PROBLEM DESCRIPTION
Write the data out again, character for character, with no images.

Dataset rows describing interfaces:
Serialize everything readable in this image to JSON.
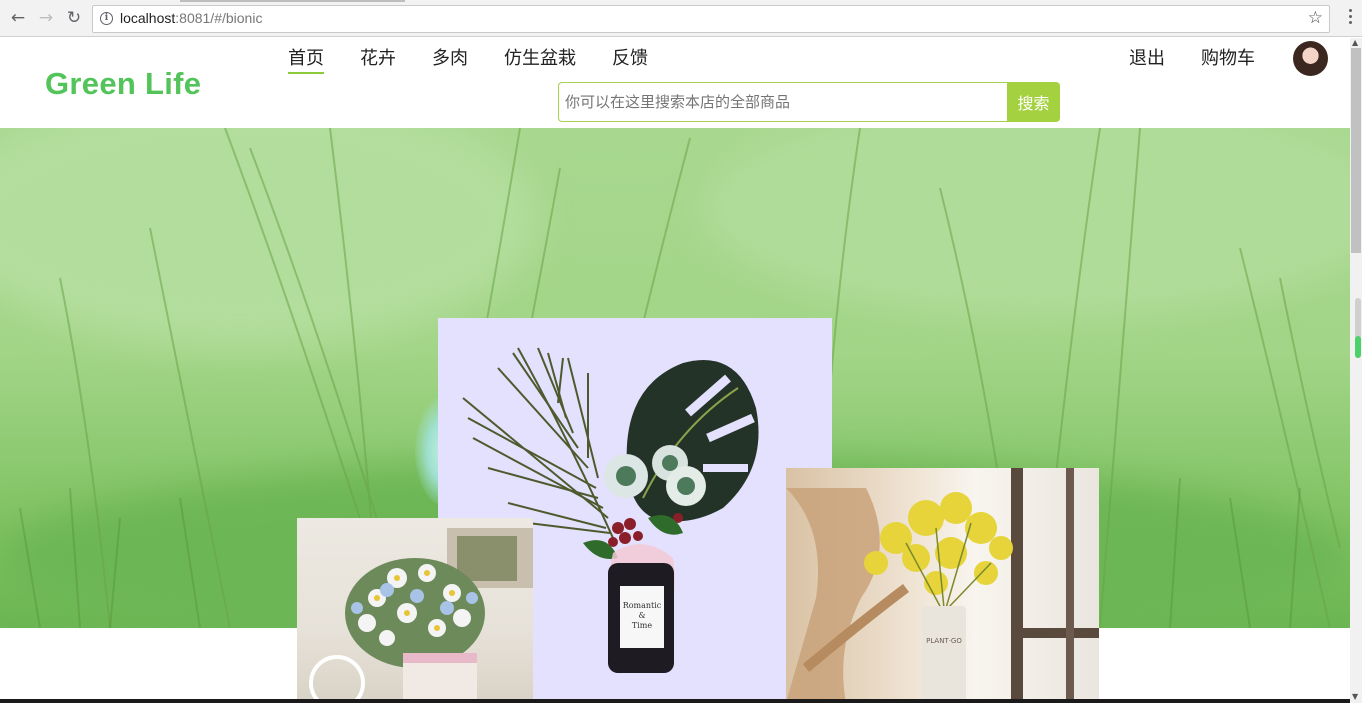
{
  "browser": {
    "url_host": "localhost",
    "url_rest": ":8081/#/bionic",
    "back_icon": "arrow-left-icon",
    "forward_icon": "arrow-right-icon",
    "reload_icon": "reload-icon",
    "info_icon": "info-icon",
    "bookmark_icon": "star-icon",
    "menu_icon": "more-vertical-icon"
  },
  "header": {
    "logo": "Green Life",
    "nav": [
      "首页",
      "花卉",
      "多肉",
      "仿生盆栽",
      "反馈"
    ],
    "active_nav": "首页",
    "right_nav": [
      "退出",
      "购物车"
    ],
    "search_placeholder": "你可以在这里搜索本店的全部商品",
    "search_button": "搜索",
    "accent_color": "#a4d13f",
    "logo_color": "#52c45a"
  },
  "hero": {
    "background": "green-grass-banner",
    "products": [
      {
        "name": "daisy-basket",
        "description_label": ""
      },
      {
        "name": "romantic-time-vase-bouquet",
        "label_line1": "Romantic",
        "label_line2": "&",
        "label_line3": "Time"
      },
      {
        "name": "yellow-flower-vase",
        "vase_text": "PLANT·GO"
      }
    ]
  }
}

REPLY TO THE EXERCISE
Serialize everything readable in this image to JSON.
{
  "browser": {
    "url_host": "localhost",
    "url_rest": ":8081/#/bionic",
    "back_icon": "arrow-left-icon",
    "forward_icon": "arrow-right-icon",
    "reload_icon": "reload-icon",
    "info_icon": "info-icon",
    "bookmark_icon": "star-icon",
    "menu_icon": "more-vertical-icon"
  },
  "header": {
    "logo": "Green Life",
    "nav": [
      "首页",
      "花卉",
      "多肉",
      "仿生盆栽",
      "反馈"
    ],
    "active_nav": "首页",
    "right_nav": [
      "退出",
      "购物车"
    ],
    "search_placeholder": "你可以在这里搜索本店的全部商品",
    "search_button": "搜索",
    "accent_color": "#a4d13f",
    "logo_color": "#52c45a"
  },
  "hero": {
    "background": "green-grass-banner",
    "products": [
      {
        "name": "daisy-basket",
        "description_label": ""
      },
      {
        "name": "romantic-time-vase-bouquet",
        "label_line1": "Romantic",
        "label_line2": "&",
        "label_line3": "Time"
      },
      {
        "name": "yellow-flower-vase",
        "vase_text": "PLANT·GO"
      }
    ]
  }
}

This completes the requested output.